- [Given data]
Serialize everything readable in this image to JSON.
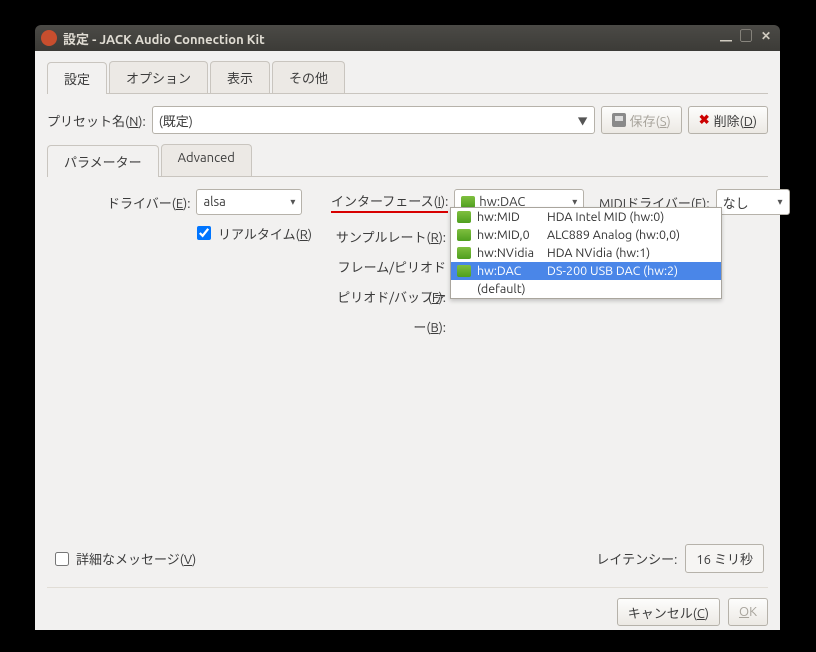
{
  "window": {
    "title": "設定 - JACK Audio Connection Kit"
  },
  "tabs": {
    "settings": "設定",
    "options": "オプション",
    "display": "表示",
    "misc": "その他"
  },
  "preset": {
    "label_pre": "プリセット名(",
    "label_u": "N",
    "label_post": "):",
    "value": "(既定)",
    "save_pre": "保存(",
    "save_u": "S",
    "save_post": ")",
    "delete_pre": "削除(",
    "delete_u": "D",
    "delete_post": ")"
  },
  "inner_tabs": {
    "parameters": "パラメーター",
    "advanced": "Advanced"
  },
  "form": {
    "driver_pre": "ドライバー(",
    "driver_u": "E",
    "driver_post": "):",
    "driver_value": "alsa",
    "realtime_pre": "リアルタイム(",
    "realtime_u": "R",
    "realtime_post": ")",
    "interface_pre": "インターフェース(",
    "interface_u": "I",
    "interface_post": "):",
    "interface_value": "hw:DAC",
    "samplerate_pre": "サンプルレート(",
    "samplerate_u": "R",
    "samplerate_post": "):",
    "frames_pre": "フレーム/ピリオド(",
    "frames_u": "F",
    "frames_post": "):",
    "periods_pre": "ピリオド/バッファー(",
    "periods_u": "B",
    "periods_post": "):",
    "midi_pre": "MIDIドライバー(",
    "midi_u": "E",
    "midi_post": "):",
    "midi_value": "なし"
  },
  "dropdown": {
    "items": [
      {
        "code": "hw:MID",
        "desc": "HDA Intel MID (hw:0)"
      },
      {
        "code": "hw:MID,0",
        "desc": "ALC889 Analog (hw:0,0)"
      },
      {
        "code": "hw:NVidia",
        "desc": "HDA NVidia (hw:1)"
      },
      {
        "code": "hw:DAC",
        "desc": "DS-200 USB DAC (hw:2)"
      }
    ],
    "default": "(default)"
  },
  "bottom": {
    "verbose_pre": "詳細なメッセージ(",
    "verbose_u": "V",
    "verbose_post": ")",
    "latency_label": "レイテンシー:",
    "latency_value": "16 ミリ秒"
  },
  "dialog": {
    "cancel_pre": "キャンセル(",
    "cancel_u": "C",
    "cancel_post": ")",
    "ok_u": "O",
    "ok_post": "K"
  }
}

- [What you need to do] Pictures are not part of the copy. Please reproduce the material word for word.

- [Expected output]
Serialize everything readable in this image to JSON.
{
  "window": {
    "title": "設定 - JACK Audio Connection Kit"
  },
  "tabs": {
    "settings": "設定",
    "options": "オプション",
    "display": "表示",
    "misc": "その他"
  },
  "preset": {
    "label_pre": "プリセット名(",
    "label_u": "N",
    "label_post": "):",
    "value": "(既定)",
    "save_pre": "保存(",
    "save_u": "S",
    "save_post": ")",
    "delete_pre": "削除(",
    "delete_u": "D",
    "delete_post": ")"
  },
  "inner_tabs": {
    "parameters": "パラメーター",
    "advanced": "Advanced"
  },
  "form": {
    "driver_pre": "ドライバー(",
    "driver_u": "E",
    "driver_post": "):",
    "driver_value": "alsa",
    "realtime_pre": "リアルタイム(",
    "realtime_u": "R",
    "realtime_post": ")",
    "interface_pre": "インターフェース(",
    "interface_u": "I",
    "interface_post": "):",
    "interface_value": "hw:DAC",
    "samplerate_pre": "サンプルレート(",
    "samplerate_u": "R",
    "samplerate_post": "):",
    "frames_pre": "フレーム/ピリオド(",
    "frames_u": "F",
    "frames_post": "):",
    "periods_pre": "ピリオド/バッファー(",
    "periods_u": "B",
    "periods_post": "):",
    "midi_pre": "MIDIドライバー(",
    "midi_u": "E",
    "midi_post": "):",
    "midi_value": "なし"
  },
  "dropdown": {
    "items": [
      {
        "code": "hw:MID",
        "desc": "HDA Intel MID (hw:0)"
      },
      {
        "code": "hw:MID,0",
        "desc": "ALC889 Analog (hw:0,0)"
      },
      {
        "code": "hw:NVidia",
        "desc": "HDA NVidia (hw:1)"
      },
      {
        "code": "hw:DAC",
        "desc": "DS-200 USB DAC (hw:2)"
      }
    ],
    "default": "(default)"
  },
  "bottom": {
    "verbose_pre": "詳細なメッセージ(",
    "verbose_u": "V",
    "verbose_post": ")",
    "latency_label": "レイテンシー:",
    "latency_value": "16 ミリ秒"
  },
  "dialog": {
    "cancel_pre": "キャンセル(",
    "cancel_u": "C",
    "cancel_post": ")",
    "ok_u": "O",
    "ok_post": "K"
  }
}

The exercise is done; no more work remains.